The Turing Test is a straightforward test of machine intelligence developed in 1950 by British multidisciplinary scientist Alan Turing.
In this test, if a human interacting with a computer is unable to discern whether they are communicating with a computer or a person, the computer has thus demonstrated human intelligence.
Today, artificial intelligence (AI) is commonplace but AI as we know it does not meet the rather high threshold for passing a Turing Test. The computer being tested must not only be able to respond to queries, it must also be able to carry on a two-way conversation that, even if simplistic, is sensible.
Objections to the pass/fail nature of Turing’s test abound, indeed Turing listed a dozen such objections that would cause people to cancel the test’s validity on rational or purely emotional grounds. Some other scientists, for example, have asserted that a computer passing the test reveals that it communicates like a human indistinguishably, but that it doesn’t think like a human.
In all, there is a great deal of debate surrounding the limits or potential of AI. The Turing Test sets a benchmark for how these technologies are rigorously evaluated.
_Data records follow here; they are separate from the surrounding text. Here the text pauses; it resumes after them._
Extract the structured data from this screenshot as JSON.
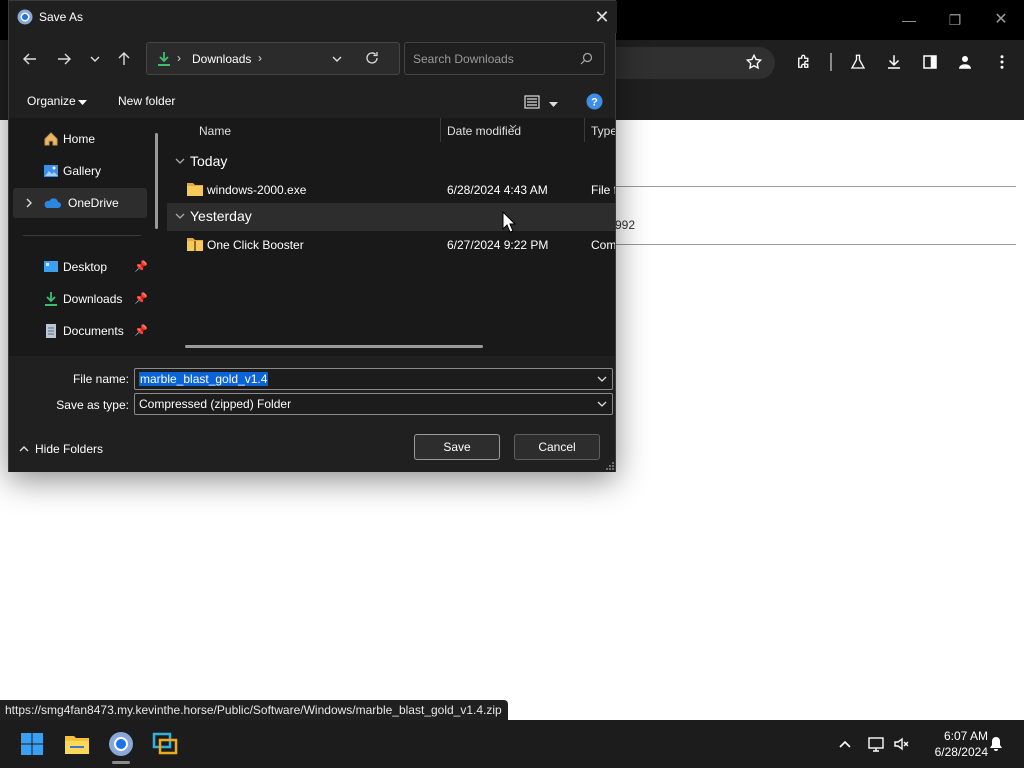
{
  "browser": {
    "status_url": "https://smg4fan8473.my.kevinthe.horse/Public/Software/Windows/marble_blast_gold_v1.4.zip",
    "page_partial_text": "992",
    "toolbar_icons": [
      "star-icon",
      "extensions-icon",
      "labs-icon",
      "download-icon",
      "sidepanel-icon",
      "profile-icon",
      "more-icon"
    ]
  },
  "dialog": {
    "title": "Save As",
    "address": {
      "location": "Downloads"
    },
    "search": {
      "placeholder": "Search Downloads"
    },
    "commands": {
      "organize": "Organize",
      "new_folder": "New folder"
    },
    "nav_pane": {
      "items": [
        {
          "label": "Home",
          "icon": "home-icon"
        },
        {
          "label": "Gallery",
          "icon": "gallery-icon"
        },
        {
          "label": "OneDrive",
          "icon": "onedrive-icon",
          "selected": true
        },
        {
          "label": "Desktop",
          "icon": "desktop-icon",
          "pinned": true
        },
        {
          "label": "Downloads",
          "icon": "downloads-icon",
          "pinned": true
        },
        {
          "label": "Documents",
          "icon": "documents-icon",
          "pinned": true
        }
      ]
    },
    "columns": {
      "name": "Name",
      "date": "Date modified",
      "type": "Type"
    },
    "groups": [
      {
        "label": "Today",
        "files": [
          {
            "name": "windows-2000.exe",
            "date": "6/28/2024 4:43 AM",
            "type": "File fo"
          }
        ]
      },
      {
        "label": "Yesterday",
        "files": [
          {
            "name": "One Click Booster",
            "date": "6/27/2024 9:22 PM",
            "type": "Com"
          }
        ]
      }
    ],
    "file_name_label": "File name:",
    "file_name_value": "marble_blast_gold_v1.4",
    "save_type_label": "Save as type:",
    "save_type_value": "Compressed (zipped) Folder",
    "hide_folders": "Hide Folders",
    "save": "Save",
    "cancel": "Cancel",
    "colors": {
      "selection": "#0a64d8",
      "help": "#3d8ee6"
    }
  },
  "taskbar": {
    "apps": [
      "windows-start-icon",
      "file-explorer-icon",
      "chrome-icon",
      "remote-desktop-icon"
    ],
    "time": "6:07 AM",
    "date": "6/28/2024"
  }
}
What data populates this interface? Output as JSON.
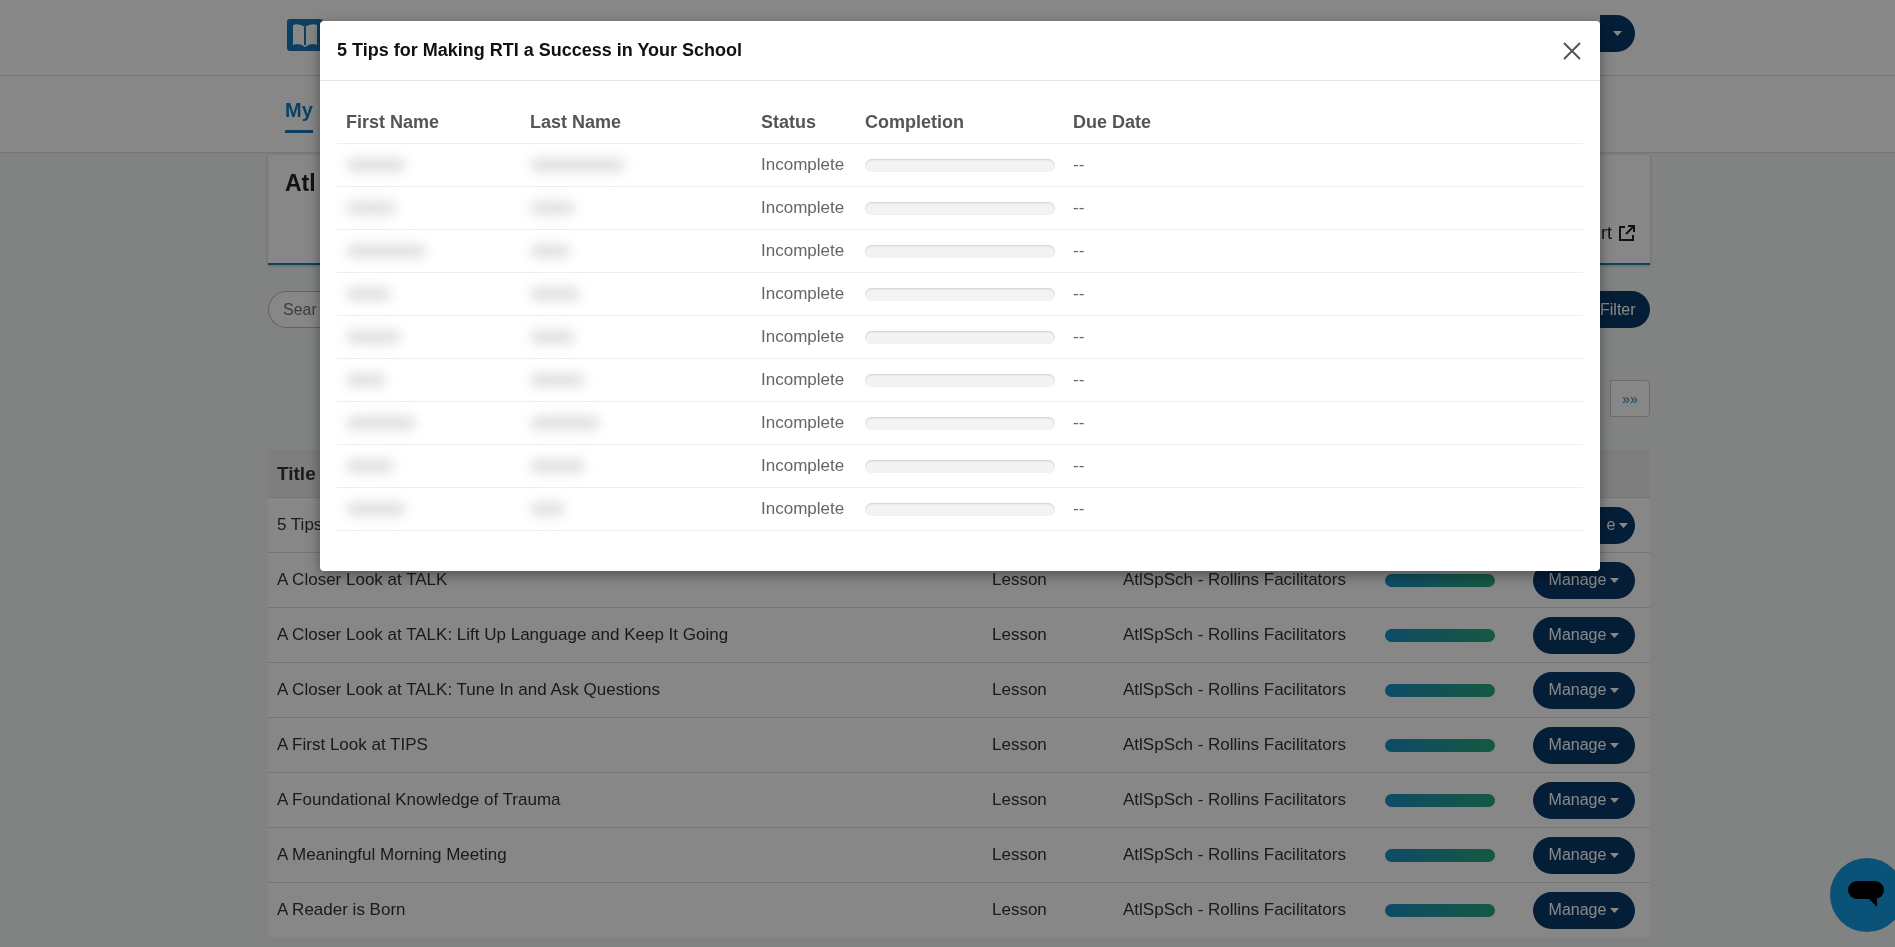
{
  "nav_tabs": [
    {
      "label": "My",
      "selected": true
    }
  ],
  "card": {
    "title": "Atl",
    "link": "rt"
  },
  "search": {
    "placeholder": "Sear"
  },
  "filter_button": "Filter",
  "pagination": {
    "last": "»»"
  },
  "table": {
    "columns": [
      "Title"
    ],
    "rows": [
      {
        "title": "5 Tips",
        "manage": "e"
      },
      {
        "title": "A Closer Look at TALK",
        "type": "Lesson",
        "group": "AtlSpSch - Rollins Facilitators",
        "level": 1,
        "manage": "Manage"
      },
      {
        "title": "A Closer Look at TALK: Lift Up Language and Keep It Going",
        "type": "Lesson",
        "group": "AtlSpSch - Rollins Facilitators",
        "level": 1,
        "manage": "Manage"
      },
      {
        "title": "A Closer Look at TALK: Tune In and Ask Questions",
        "type": "Lesson",
        "group": "AtlSpSch - Rollins Facilitators",
        "level": 1,
        "manage": "Manage"
      },
      {
        "title": "A First Look at TIPS",
        "type": "Lesson",
        "group": "AtlSpSch - Rollins Facilitators",
        "level": 1,
        "manage": "Manage"
      },
      {
        "title": "A Foundational Knowledge of Trauma",
        "type": "Lesson",
        "group": "AtlSpSch - Rollins Facilitators",
        "level": 1,
        "manage": "Manage"
      },
      {
        "title": "A Meaningful Morning Meeting",
        "type": "Lesson",
        "group": "AtlSpSch - Rollins Facilitators",
        "level": 1,
        "manage": "Manage"
      },
      {
        "title": "A Reader is Born",
        "type": "Lesson",
        "group": "AtlSpSch - Rollins Facilitators",
        "level": 1,
        "manage": "Manage"
      }
    ]
  },
  "modal": {
    "title": "5 Tips for Making RTI a Success in Your School",
    "columns": [
      "First Name",
      "Last Name",
      "Status",
      "Completion",
      "Due Date"
    ],
    "rows": [
      {
        "status": "Incomplete",
        "level": 0,
        "due_date": "--"
      },
      {
        "status": "Incomplete",
        "level": 0,
        "due_date": "--"
      },
      {
        "status": "Incomplete",
        "level": 0,
        "due_date": "--"
      },
      {
        "status": "Incomplete",
        "level": 0,
        "due_date": "--"
      },
      {
        "status": "Incomplete",
        "level": 0,
        "due_date": "--"
      },
      {
        "status": "Incomplete",
        "level": 0,
        "due_date": "--"
      },
      {
        "status": "Incomplete",
        "level": 0,
        "due_date": "--"
      },
      {
        "status": "Incomplete",
        "level": 0,
        "due_date": "--"
      },
      {
        "status": "Incomplete",
        "level": 0,
        "due_date": "--"
      }
    ]
  }
}
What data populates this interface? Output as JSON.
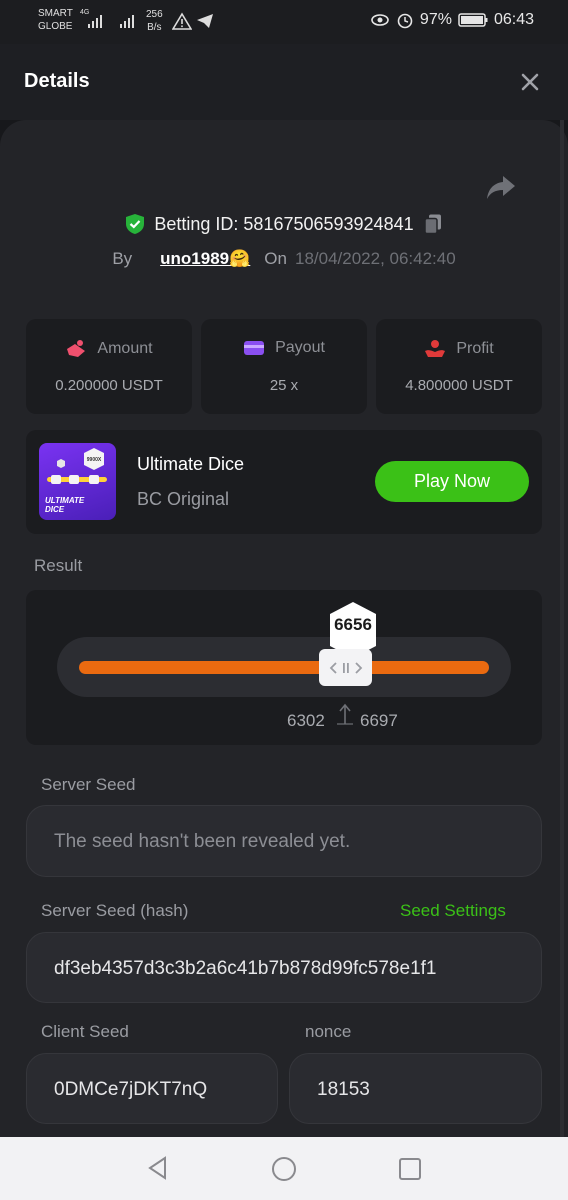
{
  "status_bar": {
    "carrier_line1": "SMART",
    "carrier_line2": "GLOBE",
    "network": "4G",
    "speed_value": "256",
    "speed_unit": "B/s",
    "battery": "97%",
    "time": "06:43"
  },
  "header": {
    "title": "Details"
  },
  "bet": {
    "betting_id_label": "Betting ID: 58167506593924841",
    "by_label": "By",
    "username": "uno1989🤗",
    "on_label": "On",
    "datetime": "18/04/2022, 06:42:40"
  },
  "stats": [
    {
      "label": "Amount",
      "value": "0.200000 USDT",
      "icon": "amount-icon"
    },
    {
      "label": "Payout",
      "value": "25 x",
      "icon": "wallet-icon"
    },
    {
      "label": "Profit",
      "value": "4.800000 USDT",
      "icon": "profit-icon"
    }
  ],
  "game": {
    "name": "Ultimate Dice",
    "subtitle": "BC Original",
    "play_label": "Play Now",
    "thumb_badge": "9900X",
    "thumb_title_line1": "ULTIMATE",
    "thumb_title_line2": "DICE"
  },
  "result": {
    "label": "Result",
    "roll": "6656",
    "range_low": "6302",
    "range_high": "6697",
    "accent_color": "#ea6a10"
  },
  "server_seed": {
    "label": "Server Seed",
    "value": "The seed hasn't been revealed yet."
  },
  "server_seed_hash": {
    "label": "Server Seed (hash)",
    "link": "Seed Settings",
    "value": "df3eb4357d3c3b2a6c41b7b878d99fc578e1f1"
  },
  "client_seed": {
    "label": "Client Seed",
    "value": "0DMCe7jDKT7nQ"
  },
  "nonce": {
    "label": "nonce",
    "value": "18153"
  },
  "colors": {
    "green": "#3bc117",
    "orange": "#ea6a10",
    "background": "#17181b"
  }
}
“The 2014 sci-fi thriller Ex Machina is a good example of Hollywood’s depiction of a Turing Test. In the film, the highly advanced humanoid AI ‘Ava’ passes the basic test of machine intelligence and indeed demonstrates self-awareness.”